Easily grown in average, medium, well-drained soil in full sun to part shade. Prune immediately after flowering since flower buds form in summer for the following year.
Arrowwood viburnum is an upright, rounded, multi-stemmed, deciduous shrub which typically matures to 6-10′ tall with a similar spread, but may reach a height of 15′ in optimum growing conditions. Non-fragrant white flowers in flat-topped corymbs (to 4″ diameter) appear in late spring. Flowers give way to blue-black, berry-like drupes which are quite attractive to birds and wildlife. Ovate, toothed, glossy dark green leaves (to 4″ long). Variable fall color ranges from drab yellow to attractive shades of orange and red. Although widespread in eastern North America, this native plant is only known to exist in the wild in Missouri on wooded slopes along the Salt River in Shelby County. Native Americans reportedly used the straight stems of this shrub for arrow shafts, hence the common name.
No serious insect or disease problems.
Zizia aurea – Golden Alexanders
Zizia aurea is one of those natives that every garden should have. It is fairly easy to grow and, although short-lived, will self-seed and persist in many sun/soil situations.
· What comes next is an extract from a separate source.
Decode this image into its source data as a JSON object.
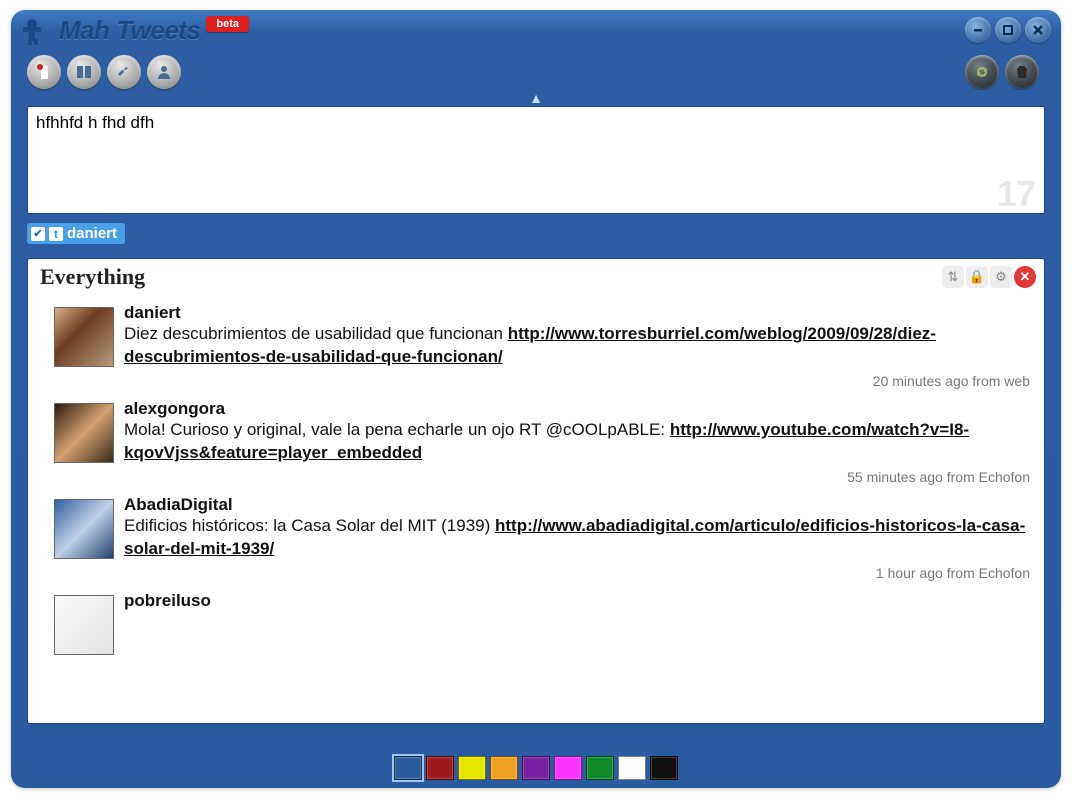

Zizia is an important plant to a number of short-tongued insects that are able to easily reach the nectar in the small yellow flowers. Black Swallowtail caterpillars will feed on its leaves.
Golden Alexanders have a long bloom time, giving the garden/prairie some well-deserved early color for several weeks in late spring to early summer when many other plants have not yet flowered. Also called Golden Zizia, Golden Alexanders will tolerate a lot of shade but prefer full sun or light shade.